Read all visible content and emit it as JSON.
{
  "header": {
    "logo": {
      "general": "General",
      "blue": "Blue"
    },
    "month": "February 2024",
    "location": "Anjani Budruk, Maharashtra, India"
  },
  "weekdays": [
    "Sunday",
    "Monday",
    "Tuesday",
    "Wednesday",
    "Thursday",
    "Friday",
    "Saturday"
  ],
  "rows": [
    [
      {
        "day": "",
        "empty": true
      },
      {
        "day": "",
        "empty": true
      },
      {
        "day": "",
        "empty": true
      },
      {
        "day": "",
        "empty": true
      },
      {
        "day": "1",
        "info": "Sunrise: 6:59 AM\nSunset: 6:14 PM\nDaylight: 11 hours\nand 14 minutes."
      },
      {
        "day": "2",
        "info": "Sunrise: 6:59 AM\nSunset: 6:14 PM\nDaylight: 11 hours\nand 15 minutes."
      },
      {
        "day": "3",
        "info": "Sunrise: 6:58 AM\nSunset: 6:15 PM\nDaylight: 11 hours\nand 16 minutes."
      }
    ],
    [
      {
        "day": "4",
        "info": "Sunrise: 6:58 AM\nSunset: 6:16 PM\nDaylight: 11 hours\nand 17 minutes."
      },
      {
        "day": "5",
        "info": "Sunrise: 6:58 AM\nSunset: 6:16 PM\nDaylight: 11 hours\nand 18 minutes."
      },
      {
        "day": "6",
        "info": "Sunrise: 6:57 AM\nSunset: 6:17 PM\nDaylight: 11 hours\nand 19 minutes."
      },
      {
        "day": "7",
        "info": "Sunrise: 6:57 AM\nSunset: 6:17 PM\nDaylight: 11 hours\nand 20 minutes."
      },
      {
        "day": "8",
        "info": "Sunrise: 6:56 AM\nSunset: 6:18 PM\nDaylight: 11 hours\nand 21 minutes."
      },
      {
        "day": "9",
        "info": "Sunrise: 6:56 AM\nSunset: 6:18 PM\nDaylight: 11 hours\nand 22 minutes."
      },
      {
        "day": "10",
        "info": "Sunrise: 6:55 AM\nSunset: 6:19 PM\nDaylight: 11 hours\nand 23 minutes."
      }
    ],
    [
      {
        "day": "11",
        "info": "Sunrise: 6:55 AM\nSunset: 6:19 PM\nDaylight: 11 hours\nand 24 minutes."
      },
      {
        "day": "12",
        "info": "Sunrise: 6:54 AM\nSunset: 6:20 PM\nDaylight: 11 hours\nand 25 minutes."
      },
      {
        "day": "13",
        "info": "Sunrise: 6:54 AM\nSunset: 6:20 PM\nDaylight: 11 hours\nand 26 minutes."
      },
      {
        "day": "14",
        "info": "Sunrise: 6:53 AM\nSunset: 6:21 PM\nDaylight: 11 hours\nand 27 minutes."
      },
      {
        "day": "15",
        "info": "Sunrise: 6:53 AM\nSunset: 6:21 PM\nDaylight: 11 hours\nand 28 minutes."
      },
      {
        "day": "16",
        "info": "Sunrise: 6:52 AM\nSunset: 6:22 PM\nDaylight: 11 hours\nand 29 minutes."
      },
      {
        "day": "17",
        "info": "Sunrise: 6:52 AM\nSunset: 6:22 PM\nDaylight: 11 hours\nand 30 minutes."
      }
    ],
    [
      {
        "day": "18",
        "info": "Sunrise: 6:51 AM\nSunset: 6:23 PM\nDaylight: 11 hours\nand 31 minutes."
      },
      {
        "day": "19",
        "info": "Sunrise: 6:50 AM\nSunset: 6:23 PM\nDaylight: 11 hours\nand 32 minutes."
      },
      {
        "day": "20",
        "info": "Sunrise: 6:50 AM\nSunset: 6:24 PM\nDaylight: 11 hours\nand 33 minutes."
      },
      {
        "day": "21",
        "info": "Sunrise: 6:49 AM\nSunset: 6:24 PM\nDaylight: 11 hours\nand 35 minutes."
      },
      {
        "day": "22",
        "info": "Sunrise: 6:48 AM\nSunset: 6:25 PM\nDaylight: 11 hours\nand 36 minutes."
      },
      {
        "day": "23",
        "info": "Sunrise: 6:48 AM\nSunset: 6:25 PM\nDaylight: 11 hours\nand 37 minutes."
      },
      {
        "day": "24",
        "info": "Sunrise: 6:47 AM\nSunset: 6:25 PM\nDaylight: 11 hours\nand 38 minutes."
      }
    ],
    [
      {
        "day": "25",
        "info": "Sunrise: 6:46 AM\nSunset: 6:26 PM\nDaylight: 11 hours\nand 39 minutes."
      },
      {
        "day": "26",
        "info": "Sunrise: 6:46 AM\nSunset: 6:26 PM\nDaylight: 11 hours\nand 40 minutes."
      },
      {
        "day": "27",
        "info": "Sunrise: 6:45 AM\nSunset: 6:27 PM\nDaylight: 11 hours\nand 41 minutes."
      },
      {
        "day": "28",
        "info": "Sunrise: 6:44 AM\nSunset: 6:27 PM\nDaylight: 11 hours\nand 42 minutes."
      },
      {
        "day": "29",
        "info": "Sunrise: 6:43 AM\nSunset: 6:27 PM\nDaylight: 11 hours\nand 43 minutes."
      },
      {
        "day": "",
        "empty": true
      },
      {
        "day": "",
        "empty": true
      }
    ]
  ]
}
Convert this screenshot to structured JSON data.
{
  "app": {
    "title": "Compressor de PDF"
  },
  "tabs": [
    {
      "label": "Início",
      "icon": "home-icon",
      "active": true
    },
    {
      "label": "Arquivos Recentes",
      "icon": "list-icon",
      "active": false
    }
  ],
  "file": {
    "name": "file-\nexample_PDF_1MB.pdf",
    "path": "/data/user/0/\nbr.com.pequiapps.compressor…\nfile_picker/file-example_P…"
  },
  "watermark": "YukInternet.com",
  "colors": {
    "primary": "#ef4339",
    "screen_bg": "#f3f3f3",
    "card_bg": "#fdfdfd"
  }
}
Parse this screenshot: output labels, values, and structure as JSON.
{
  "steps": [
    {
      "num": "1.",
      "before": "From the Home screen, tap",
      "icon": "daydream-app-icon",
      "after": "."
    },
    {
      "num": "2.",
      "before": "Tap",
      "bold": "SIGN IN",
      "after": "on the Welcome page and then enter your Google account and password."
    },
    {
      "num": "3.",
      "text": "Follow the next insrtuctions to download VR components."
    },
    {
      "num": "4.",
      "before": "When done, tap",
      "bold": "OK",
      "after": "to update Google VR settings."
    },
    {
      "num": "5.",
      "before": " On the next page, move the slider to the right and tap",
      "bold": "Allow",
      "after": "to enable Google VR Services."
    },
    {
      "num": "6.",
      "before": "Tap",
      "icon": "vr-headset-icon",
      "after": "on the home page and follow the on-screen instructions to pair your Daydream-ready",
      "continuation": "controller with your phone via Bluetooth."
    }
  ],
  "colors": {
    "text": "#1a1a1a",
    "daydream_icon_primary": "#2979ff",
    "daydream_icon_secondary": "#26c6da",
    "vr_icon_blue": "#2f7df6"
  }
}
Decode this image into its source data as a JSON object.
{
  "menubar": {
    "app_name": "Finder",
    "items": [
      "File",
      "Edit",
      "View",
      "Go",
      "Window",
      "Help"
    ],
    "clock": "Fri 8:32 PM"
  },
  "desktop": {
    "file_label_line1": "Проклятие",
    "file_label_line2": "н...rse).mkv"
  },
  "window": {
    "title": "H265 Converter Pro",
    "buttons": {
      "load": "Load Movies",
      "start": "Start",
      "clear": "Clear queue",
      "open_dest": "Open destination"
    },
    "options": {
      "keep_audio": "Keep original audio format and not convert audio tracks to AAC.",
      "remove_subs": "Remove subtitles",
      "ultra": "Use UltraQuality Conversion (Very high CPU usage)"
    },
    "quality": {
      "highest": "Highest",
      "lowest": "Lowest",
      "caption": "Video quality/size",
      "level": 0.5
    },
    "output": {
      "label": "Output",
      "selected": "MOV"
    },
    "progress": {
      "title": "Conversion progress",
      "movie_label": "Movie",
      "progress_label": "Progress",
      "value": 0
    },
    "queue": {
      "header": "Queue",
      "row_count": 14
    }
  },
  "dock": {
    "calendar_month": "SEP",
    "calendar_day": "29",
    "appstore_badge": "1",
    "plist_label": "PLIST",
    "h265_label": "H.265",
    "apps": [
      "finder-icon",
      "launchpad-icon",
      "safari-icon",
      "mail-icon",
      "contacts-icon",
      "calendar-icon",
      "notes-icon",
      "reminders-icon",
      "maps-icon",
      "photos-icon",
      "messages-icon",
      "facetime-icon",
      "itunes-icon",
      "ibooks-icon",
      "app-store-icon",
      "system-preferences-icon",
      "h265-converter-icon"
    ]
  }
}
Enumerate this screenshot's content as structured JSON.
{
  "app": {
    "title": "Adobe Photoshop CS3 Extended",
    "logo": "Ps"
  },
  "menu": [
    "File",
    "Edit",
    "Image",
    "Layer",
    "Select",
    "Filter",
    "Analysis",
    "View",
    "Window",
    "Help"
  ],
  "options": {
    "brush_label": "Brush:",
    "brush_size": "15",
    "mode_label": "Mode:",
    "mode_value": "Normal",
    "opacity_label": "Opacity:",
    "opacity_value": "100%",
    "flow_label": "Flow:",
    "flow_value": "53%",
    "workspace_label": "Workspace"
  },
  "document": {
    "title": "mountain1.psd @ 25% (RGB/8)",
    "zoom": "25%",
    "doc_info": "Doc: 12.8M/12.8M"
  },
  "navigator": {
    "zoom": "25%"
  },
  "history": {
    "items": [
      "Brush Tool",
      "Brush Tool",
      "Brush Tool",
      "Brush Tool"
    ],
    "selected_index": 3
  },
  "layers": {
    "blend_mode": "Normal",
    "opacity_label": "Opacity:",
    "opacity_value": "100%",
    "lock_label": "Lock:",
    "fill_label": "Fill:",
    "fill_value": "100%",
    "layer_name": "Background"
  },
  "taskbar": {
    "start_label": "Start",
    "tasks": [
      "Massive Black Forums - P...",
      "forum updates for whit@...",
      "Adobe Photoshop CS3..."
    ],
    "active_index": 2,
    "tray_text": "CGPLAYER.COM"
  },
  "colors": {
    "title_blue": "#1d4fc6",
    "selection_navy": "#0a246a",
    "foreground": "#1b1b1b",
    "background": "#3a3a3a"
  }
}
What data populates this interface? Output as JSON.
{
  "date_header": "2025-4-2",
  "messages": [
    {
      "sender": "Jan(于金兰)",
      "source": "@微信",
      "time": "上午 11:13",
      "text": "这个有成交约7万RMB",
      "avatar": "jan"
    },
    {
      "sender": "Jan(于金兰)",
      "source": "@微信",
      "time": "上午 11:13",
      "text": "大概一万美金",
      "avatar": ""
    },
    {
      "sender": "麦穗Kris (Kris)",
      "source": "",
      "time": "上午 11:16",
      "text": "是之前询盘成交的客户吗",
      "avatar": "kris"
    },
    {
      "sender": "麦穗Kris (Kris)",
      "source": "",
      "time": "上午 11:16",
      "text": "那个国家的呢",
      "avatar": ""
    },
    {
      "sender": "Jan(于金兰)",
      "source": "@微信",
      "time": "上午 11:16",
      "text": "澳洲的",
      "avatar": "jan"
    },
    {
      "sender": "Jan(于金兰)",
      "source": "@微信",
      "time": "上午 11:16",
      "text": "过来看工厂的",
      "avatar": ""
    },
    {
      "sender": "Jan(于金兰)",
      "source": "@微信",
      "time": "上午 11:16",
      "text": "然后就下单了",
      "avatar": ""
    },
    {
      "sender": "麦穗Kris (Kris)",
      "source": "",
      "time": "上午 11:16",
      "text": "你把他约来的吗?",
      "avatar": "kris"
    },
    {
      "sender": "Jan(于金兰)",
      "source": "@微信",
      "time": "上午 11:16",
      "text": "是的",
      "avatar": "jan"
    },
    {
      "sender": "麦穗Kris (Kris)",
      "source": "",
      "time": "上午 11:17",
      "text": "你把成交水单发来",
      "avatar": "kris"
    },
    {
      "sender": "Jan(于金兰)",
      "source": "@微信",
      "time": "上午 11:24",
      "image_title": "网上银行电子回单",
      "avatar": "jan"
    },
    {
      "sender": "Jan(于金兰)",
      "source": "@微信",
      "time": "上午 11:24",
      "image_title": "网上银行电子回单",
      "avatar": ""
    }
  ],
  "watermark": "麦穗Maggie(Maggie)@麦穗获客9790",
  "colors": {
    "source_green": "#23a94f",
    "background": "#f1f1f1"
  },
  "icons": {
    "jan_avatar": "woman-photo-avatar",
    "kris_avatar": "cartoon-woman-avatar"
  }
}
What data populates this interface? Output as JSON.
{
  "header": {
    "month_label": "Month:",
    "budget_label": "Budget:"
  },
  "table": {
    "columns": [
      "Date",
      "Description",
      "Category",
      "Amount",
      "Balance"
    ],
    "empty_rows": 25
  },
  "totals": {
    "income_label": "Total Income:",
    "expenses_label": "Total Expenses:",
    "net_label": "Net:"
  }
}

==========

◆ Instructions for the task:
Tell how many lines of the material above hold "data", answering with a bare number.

◆ Written answer:
5